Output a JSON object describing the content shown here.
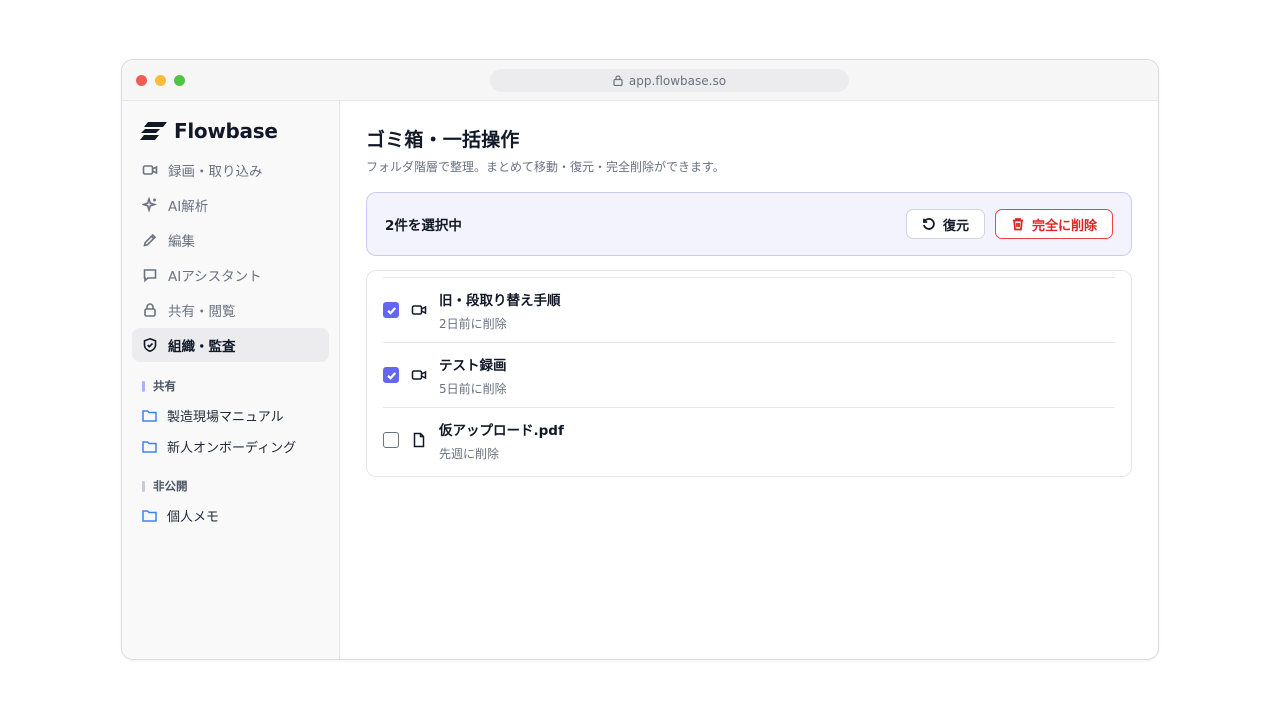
{
  "browser": {
    "url": "app.flowbase.so"
  },
  "brand": {
    "name": "Flowbase"
  },
  "nav": [
    {
      "label": "録画・取り込み",
      "icon": "video-icon"
    },
    {
      "label": "AI解析",
      "icon": "sparkle-icon"
    },
    {
      "label": "編集",
      "icon": "pencil-icon"
    },
    {
      "label": "AIアシスタント",
      "icon": "chat-icon"
    },
    {
      "label": "共有・閲覧",
      "icon": "lock-icon"
    },
    {
      "label": "組織・監査",
      "icon": "shield-icon",
      "active": true
    }
  ],
  "sections": {
    "shared": {
      "label": "共有",
      "folders": [
        "製造現場マニュアル",
        "新人オンボーディング"
      ]
    },
    "private": {
      "label": "非公開",
      "folders": [
        "個人メモ"
      ]
    }
  },
  "main": {
    "title": "ゴミ箱・一括操作",
    "subtitle": "フォルダ階層で整理。まとめて移動・復元・完全削除ができます。",
    "selection": {
      "count_text": "2件を選択中",
      "restore_label": "復元",
      "delete_label": "完全に削除"
    },
    "items": [
      {
        "title": "旧・段取り替え手順",
        "meta": "2日前に削除",
        "type": "video",
        "checked": true
      },
      {
        "title": "テスト録画",
        "meta": "5日前に削除",
        "type": "video",
        "checked": true
      },
      {
        "title": "仮アップロード.pdf",
        "meta": "先週に削除",
        "type": "file",
        "checked": false
      }
    ]
  },
  "colors": {
    "accent": "#6366f1",
    "danger": "#dc2626",
    "folder": "#3b82f6"
  }
}
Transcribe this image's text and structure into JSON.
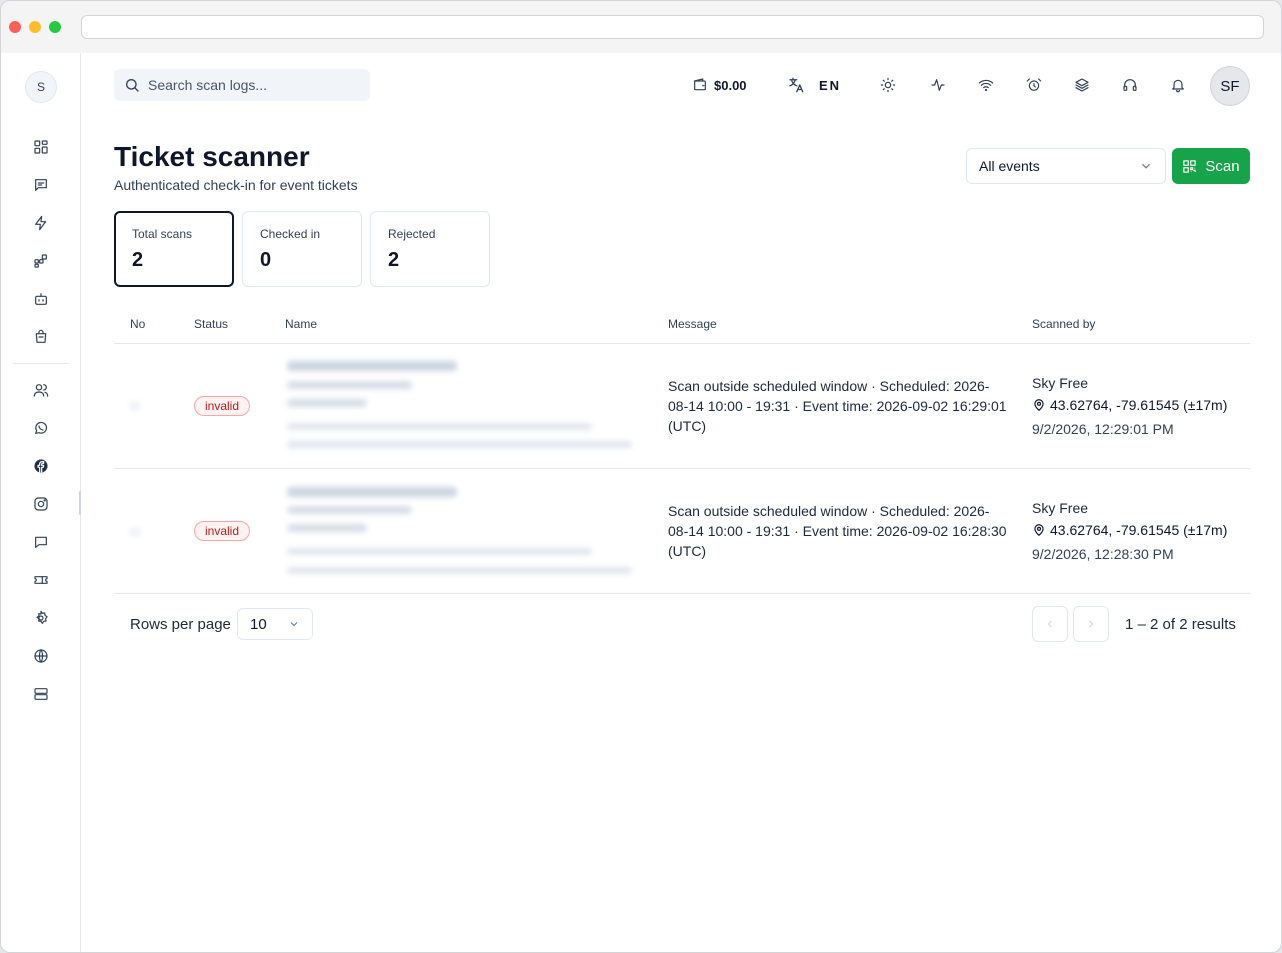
{
  "search": {
    "placeholder": "Search scan logs..."
  },
  "topbar": {
    "balance": "$0.00",
    "language": "EN",
    "user_initials": "SF",
    "icons": [
      "wallet-icon",
      "translate-icon",
      "sun-icon",
      "activity-icon",
      "wifi-icon",
      "alarm-icon",
      "layers-icon",
      "headset-icon",
      "bell-icon"
    ]
  },
  "sidebar": {
    "workspace_initial": "S",
    "items": [
      "dashboard-icon",
      "messages-icon",
      "bolt-icon",
      "apps-icon",
      "bot-icon",
      "inbox-icon",
      "users-icon",
      "whatsapp-icon",
      "facebook-icon",
      "instagram-icon",
      "chat-icon",
      "ticket-icon",
      "settings-icon",
      "globe-icon",
      "server-icon"
    ]
  },
  "page": {
    "title": "Ticket scanner",
    "subtitle": "Authenticated check-in for event tickets"
  },
  "filter": {
    "selected": "All events"
  },
  "scan_button": "Scan",
  "stats": [
    {
      "label": "Total scans",
      "value": "2"
    },
    {
      "label": "Checked in",
      "value": "0"
    },
    {
      "label": "Rejected",
      "value": "2"
    }
  ],
  "table": {
    "headers": {
      "no": "No",
      "status": "Status",
      "name": "Name",
      "message": "Message",
      "scanned_by": "Scanned by"
    },
    "rows": [
      {
        "status": "invalid",
        "message": "Scan outside scheduled window · Scheduled: 2026-08-14 10:00 - 19:31 · Event time: 2026-09-02 16:29:01 (UTC)",
        "scanner": "Sky Free",
        "location": "43.62764, -79.61545 (±17m)",
        "time": "9/2/2026, 12:29:01 PM"
      },
      {
        "status": "invalid",
        "message": "Scan outside scheduled window · Scheduled: 2026-08-14 10:00 - 19:31 · Event time: 2026-09-02 16:28:30 (UTC)",
        "scanner": "Sky Free",
        "location": "43.62764, -79.61545 (±17m)",
        "time": "9/2/2026, 12:28:30 PM"
      }
    ]
  },
  "pagination": {
    "rows_per_page_label": "Rows per page",
    "rows_per_page": "10",
    "summary": "1 – 2 of 2 results"
  },
  "colors": {
    "accent": "#16a34a",
    "invalid_text": "#b91c1c",
    "invalid_bg": "#fef2f2"
  }
}
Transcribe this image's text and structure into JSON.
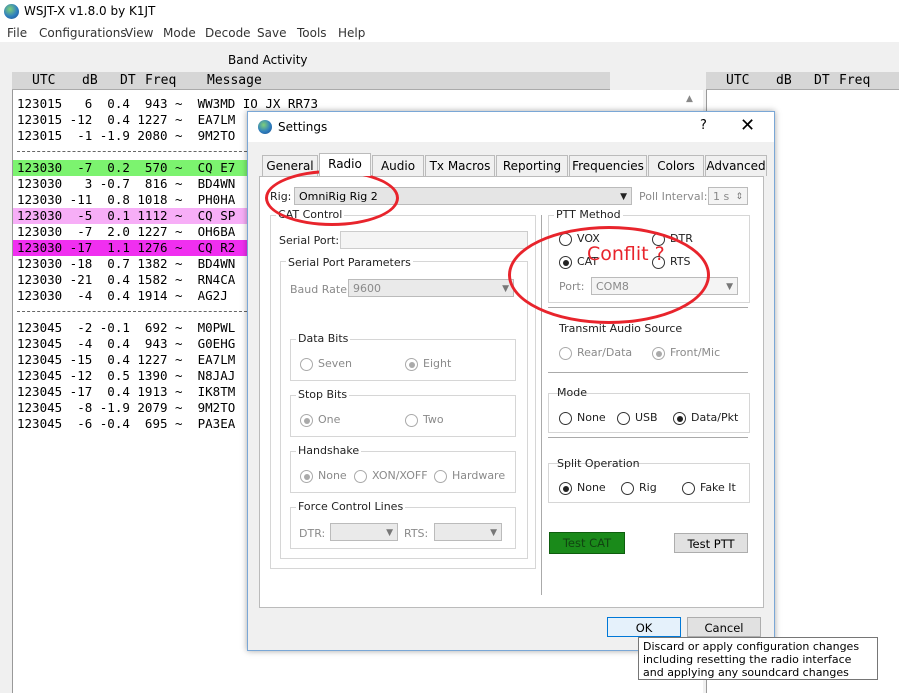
{
  "app": {
    "title": "WSJT-X   v1.8.0   by K1JT"
  },
  "menu": [
    "File",
    "Configurations",
    "View",
    "Mode",
    "Decode",
    "Save",
    "Tools",
    "Help"
  ],
  "band_activity": {
    "label": "Band Activity",
    "header": {
      "utc": "UTC",
      "db": "dB",
      "dt": "DT",
      "freq": "Freq",
      "message": "Message"
    },
    "rows": [
      {
        "text": "123015   6  0.4  943 ~  WW3MD IO JX RR73",
        "bg": ""
      },
      {
        "text": "123015 -12  0.4 1227 ~  EA7LM",
        "bg": ""
      },
      {
        "text": "123015  -1 -1.9 2080 ~  9M2TO",
        "bg": ""
      },
      {
        "text": "123030  -7  0.2  570 ~  CQ E7",
        "bg": "#7cf36f"
      },
      {
        "text": "123030   3 -0.7  816 ~  BD4WN",
        "bg": ""
      },
      {
        "text": "123030 -11  0.8 1018 ~  PH0HA",
        "bg": ""
      },
      {
        "text": "123030  -5  0.1 1112 ~  CQ SP",
        "bg": "#f7aef7"
      },
      {
        "text": "123030  -7  2.0 1227 ~  OH6BA",
        "bg": ""
      },
      {
        "text": "123030 -17  1.1 1276 ~  CQ R2",
        "bg": "#f02ff0"
      },
      {
        "text": "123030 -18  0.7 1382 ~  BD4WN",
        "bg": ""
      },
      {
        "text": "123030 -21  0.4 1582 ~  RN4CA",
        "bg": ""
      },
      {
        "text": "123030  -4  0.4 1914 ~  AG2J",
        "bg": ""
      },
      {
        "text": "123045  -2 -0.1  692 ~  M0PWL",
        "bg": ""
      },
      {
        "text": "123045  -4  0.4  943 ~  G0EHG",
        "bg": ""
      },
      {
        "text": "123045 -15  0.4 1227 ~  EA7LM",
        "bg": ""
      },
      {
        "text": "123045 -12  0.5 1390 ~  N8JAJ",
        "bg": ""
      },
      {
        "text": "123045 -17  0.4 1913 ~  IK8TM",
        "bg": ""
      },
      {
        "text": "123045  -8 -1.9 2079 ~  9M2TO",
        "bg": ""
      },
      {
        "text": "123045  -6 -0.4  695 ~  PA3EA",
        "bg": ""
      }
    ]
  },
  "rx_frequency": {
    "header": {
      "utc": "UTC",
      "db": "dB",
      "dt": "DT",
      "freq": "Freq"
    }
  },
  "settings": {
    "title": "Settings",
    "help": "?",
    "close": "✕",
    "tabs": [
      "General",
      "Radio",
      "Audio",
      "Tx Macros",
      "Reporting",
      "Frequencies",
      "Colors",
      "Advanced"
    ],
    "active_tab": "Radio",
    "rig_label": "Rig:",
    "rig_value": "OmniRig Rig 2",
    "poll_label": "Poll Interval:",
    "poll_value": "1 s",
    "cat_control": {
      "title": "CAT Control",
      "serial_port_label": "Serial Port:",
      "serial_params_title": "Serial Port Parameters",
      "baud_label": "Baud Rate:",
      "baud_value": "9600",
      "data_bits": {
        "title": "Data Bits",
        "seven": "Seven",
        "eight": "Eight"
      },
      "stop_bits": {
        "title": "Stop Bits",
        "one": "One",
        "two": "Two"
      },
      "handshake": {
        "title": "Handshake",
        "none": "None",
        "xonxoff": "XON/XOFF",
        "hardware": "Hardware"
      },
      "force_lines": {
        "title": "Force Control Lines",
        "dtr": "DTR:",
        "rts": "RTS:"
      }
    },
    "ptt": {
      "title": "PTT Method",
      "vox": "VOX",
      "dtr": "DTR",
      "cat": "CAT",
      "rts": "RTS",
      "port_label": "Port:",
      "port_value": "COM8"
    },
    "tx_audio": {
      "title": "Transmit Audio Source",
      "rear": "Rear/Data",
      "front": "Front/Mic"
    },
    "mode": {
      "title": "Mode",
      "none": "None",
      "usb": "USB",
      "data": "Data/Pkt"
    },
    "split": {
      "title": "Split Operation",
      "none": "None",
      "rig": "Rig",
      "fake": "Fake It"
    },
    "test_cat": "Test CAT",
    "test_cat_color": "#1a8a1a",
    "test_ptt": "Test PTT",
    "ok": "OK",
    "cancel": "Cancel"
  },
  "tooltip": "Discard or apply configuration changes including resetting the radio interface and applying any soundcard changes",
  "annotation": {
    "text": "Conflit ?",
    "color": "#e8242c"
  }
}
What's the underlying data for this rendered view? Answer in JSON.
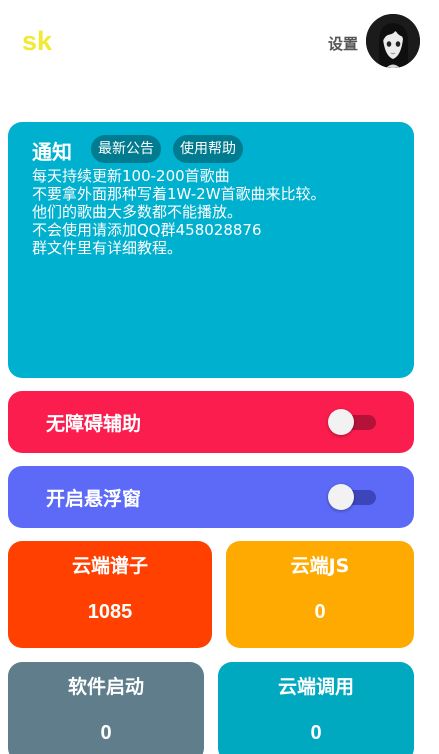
{
  "header": {
    "app_name": "sk",
    "settings_label": "设置",
    "avatar_icon": "avatar-illustration-icon"
  },
  "notice": {
    "title": "通知",
    "chips": [
      "最新公告",
      "使用帮助"
    ],
    "lines": [
      "每天持续更新100-200首歌曲",
      "不要拿外面那种写着1W-2W首歌曲来比较。",
      "他们的歌曲大多数都不能播放。",
      "不会使用请添加QQ群458028876",
      "群文件里有详细教程。"
    ],
    "color": "#00b0cf"
  },
  "toggles": [
    {
      "label": "无障碍辅助",
      "on": false,
      "color": "#fb1d4d"
    },
    {
      "label": "开启悬浮窗",
      "on": false,
      "color": "#5c6af7"
    }
  ],
  "stats": [
    {
      "label": "云端谱子",
      "value": "1085",
      "color": "#ff4000"
    },
    {
      "label": "云端JS",
      "value": "0",
      "color": "#ffaa00"
    },
    {
      "label": "软件启动",
      "value": "0",
      "color": "#5f7d8b"
    },
    {
      "label": "云端调用",
      "value": "0",
      "color": "#00a8c0"
    }
  ]
}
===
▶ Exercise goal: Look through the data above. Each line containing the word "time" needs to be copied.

▶ Result of the task:
        "message": "Scan outside scheduled window · Scheduled: 2026-08-14 10:00 - 19:31 · Event time: 2026-09-02 16:29:01 (UTC)",
        "time": "9/2/2026, 12:29:01 PM"
        "message": "Scan outside scheduled window · Scheduled: 2026-08-14 10:00 - 19:31 · Event time: 2026-09-02 16:28:30 (UTC)",
        "time": "9/2/2026, 12:28:30 PM"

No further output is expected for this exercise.